The majority of schools host camps and clinics throughout the year. The camps serve a couple of purposes for the schools and their soccer programs: source of income for the program, recruiting and awareness building for the school.
Attending the camps of the schools your child has on their list is not mandatory, but it can be very helpful. For your child, it gives them an opportunity to experience the school and to interact with the coaching staff. For the coaches, it is an opportunity to better assess a player’s skills, attitude and team fit. According to the coaches surveyed, many actually recruit players who they saw at camp.
Something else to keep in mind about attending a camp is that coaches from other schools often work at the camp for their own recruiting purposes.
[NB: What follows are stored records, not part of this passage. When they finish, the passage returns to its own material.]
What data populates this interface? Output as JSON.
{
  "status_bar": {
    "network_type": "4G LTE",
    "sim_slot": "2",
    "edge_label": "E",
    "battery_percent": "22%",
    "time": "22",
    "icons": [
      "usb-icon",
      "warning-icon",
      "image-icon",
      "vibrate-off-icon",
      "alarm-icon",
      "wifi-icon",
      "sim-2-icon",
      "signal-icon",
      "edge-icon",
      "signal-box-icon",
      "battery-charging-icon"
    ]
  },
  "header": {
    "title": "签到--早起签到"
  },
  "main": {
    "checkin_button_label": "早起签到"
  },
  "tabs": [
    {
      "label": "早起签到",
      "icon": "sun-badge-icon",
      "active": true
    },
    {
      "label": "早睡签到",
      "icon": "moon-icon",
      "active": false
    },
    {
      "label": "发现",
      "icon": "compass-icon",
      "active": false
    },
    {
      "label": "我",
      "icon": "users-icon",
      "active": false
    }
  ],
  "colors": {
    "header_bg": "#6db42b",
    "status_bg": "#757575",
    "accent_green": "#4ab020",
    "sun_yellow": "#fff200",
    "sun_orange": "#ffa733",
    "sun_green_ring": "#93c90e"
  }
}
So, your child is exposed to multiple opportunities. And if your child attends a camp(s), they need to make sure that at some point during camp, they introduce themselves to the coaches. During registration/arrival and departure, coaches are inundated by parents trying to make an impression on behalf of their child but it is the player that the coaches will remember.
An unofficial visit is any visit to a school that is paid for by the player or parents. There are no limitations on when you can visit or how many visits can be made. The only expense a school may offer to pay is for three complimentary tickets to a school’s sporting event.
There are more regulations pertaining to an official visit. Briefly, an official visit occurs at the invitation of a coach and is paid for by the school. Please go to the NCAA website for the specifics on unofficial and official visits.
A helpful tip for official visits to DI schools:
The player will be asked to provide the coaches with transcripts and test scores as well as confirm registration with the Eligibility Center.
During a visit, how can the player best represent themselves
Players need to be mindful that coaches will be watching – you never know when and they see more than a player might think.
Coaches were asked besides skills, what are they looking for when they watch a player;
College Coaches have strict restrictions about who and when they can make initial contact with players, therefore, you should be introducing yourself to coaches from colleges you are interested in attending. NCAA coaches cannot initiate conversations before a player’s junior year in High School, but they can respond if you contact them first.
Email is a great way to introduce yourself and allows more people to know who you are. Your email should let the coach know that you have researched their program, have the potential to be a college athlete, and give them a schedule of where they can watch you.
Coaches are looking for emails to include the following:
Name of club team
Name of high school
Upcoming schedule (tournaments, academy games, etc.)
Coach references with contact information
Resume (separate document)
The resume should include:
Note: Photos are not necessary and you want to make sure that the resume can be easily emailed.